{snip}

The Crips, Bloods, Florencia 13, MS-13 and other gangs have long used MySpace to display potentially incriminating photos and videos of people holding guns and making hand gestures. They also post messages about rivals.

Last week, officials in Riverside County, east of Los Angeles, announced the arrest of 50 people in a crackdown of a Latino gang they say was engaged in drug sales and hate crimes against black residents. Prosecutors say some of the evidence was pulled from MySpace and YouTube, including rap videos taunting police with violent messages.

{snip}

Anguiano tracks the online activity of graffiti vandals–the so-called tagging crews that sometimes morph into gangs. They post tweets saying they are heading out to spray paint and sometimes post links to photographs of their work.

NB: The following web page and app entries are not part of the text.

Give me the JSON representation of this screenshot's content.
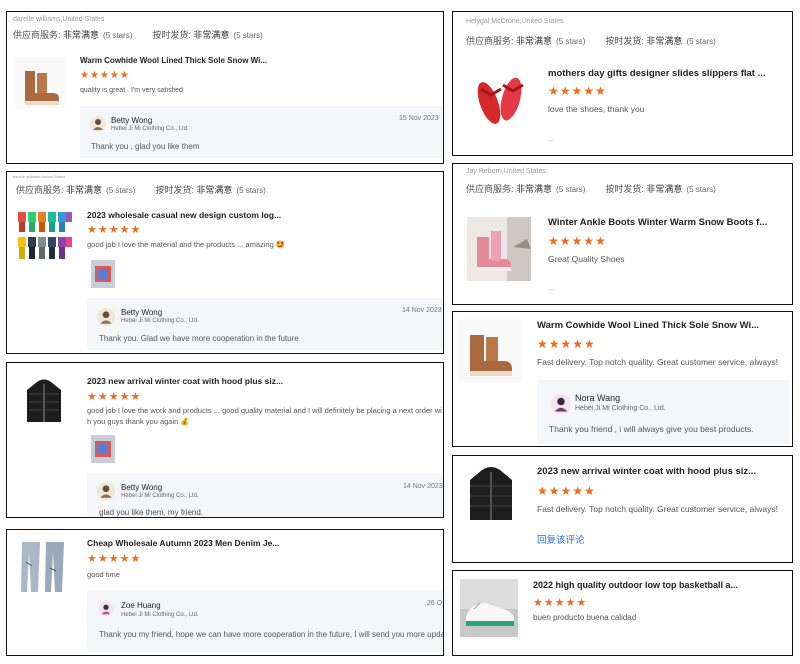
{
  "colors": {
    "star": "#f26b1d",
    "link": "#2b6fd6",
    "reply_bg": "#f5f6f8",
    "border": "#111111"
  },
  "rating_labels": {
    "supplier": "供应商服务:",
    "shipping": "按时发货:",
    "value": "非常满意",
    "stars": "(5 stars)"
  },
  "stars_glyph": "★★★★★",
  "cards": {
    "c1": {
      "reviewer": "darelle williams,United States",
      "product_title": "Warm Cowhide Wool Lined Thick Sole Snow Wi...",
      "comment": "quality is great . I'm very satisfied",
      "reply": {
        "name": "Betty Wong",
        "company": "Hebei Ji Mi Clothing Co., Ltd.",
        "date": "15 Nov 2023",
        "text": "Thank you , glad you like them"
      },
      "icon": "snow-boot-image"
    },
    "c2": {
      "reviewer": "darelle williams,United States",
      "product_title": "2023 wholesale casual new design custom log...",
      "comment": "good job I love the material and the products ... amazing 🤩",
      "reply": {
        "name": "Betty Wong",
        "company": "Hebei Ji Mi Clothing Co., Ltd.",
        "date": "14 Nov 2023",
        "text": "Thank you. Glad we have more cooperation in the future"
      },
      "icon": "tracksuit-set-image"
    },
    "c3": {
      "product_title": "2023 new arrival winter coat with hood plus siz...",
      "comment_line1": "good job I love the work and products ... good quality material and I will definitely be placing a next order wi",
      "comment_line2": "h you guys thank you again 💰",
      "reply": {
        "name": "Betty Wong",
        "company": "Hebei Ji Mi Clothing Co., Ltd.",
        "date": "14 Nov 2023",
        "text": "glad you like them, my friend."
      },
      "icon": "puffer-jacket-image"
    },
    "c4": {
      "product_title": "Cheap Wholesale Autumn 2023 Men Denim Je...",
      "comment": "good time",
      "reply": {
        "name": "Zoe Huang",
        "company": "Hebei Ji Mi Clothing Co., Ltd.",
        "date": "26 O",
        "text": "Thank you my friend, hope we can have more cooperation in the future, I will send you more updates."
      },
      "icon": "denim-jeans-image"
    },
    "c5": {
      "reviewer": "Helygal McCrone,United States",
      "product_title": "mothers day gifts designer slides slippers flat ...",
      "comment": "love the shoes, thank you",
      "icon": "red-sandals-image"
    },
    "c6": {
      "reviewer": "Jay Reborn,United States",
      "product_title": "Winter Ankle Boots Winter Warm Snow Boots f...",
      "comment": "Great Quality Shoes",
      "icon": "pink-boots-image"
    },
    "c7": {
      "product_title": "Warm Cowhide Wool Lined Thick Sole Snow Wi...",
      "comment": "Fast delivery. Top notch quality. Great customer service, always!",
      "reply": {
        "name": "Nora Wang",
        "company": "Hebei Ji Mi Clothing Co., Ltd.",
        "text": "Thank you friend , i will always give you best products."
      },
      "icon": "snow-boot-image"
    },
    "c8": {
      "product_title": "2023 new arrival winter coat with hood plus siz...",
      "comment": "Fast delivery. Top notch quality. Great customer service, always!",
      "reply_link": "回复该评论",
      "icon": "puffer-jacket-image"
    },
    "c9": {
      "product_title": "2022 high quality outdoor low top basketball a...",
      "comment": "buen producto buena calidad",
      "icon": "sneaker-image"
    }
  }
}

Often, they cannot resist bragging about their handiwork, and the electronic trail they leave is frequently used as evidence.

“They talk about it too much,” Anguiano said. “You want the fame so you’ve got to go out there and talk about it. That’s when your mouth gets you in trouble.”

Topics:

Share This

We welcome comments that add information or perspective, and we encourage polite debate. If you log in with a social media account, your comment should appear immediately. If you prefer to remain anonymous, you may comment as a guest, using a name and an e-mail address of convenience. Your comment will be moderated.

Comments are closed.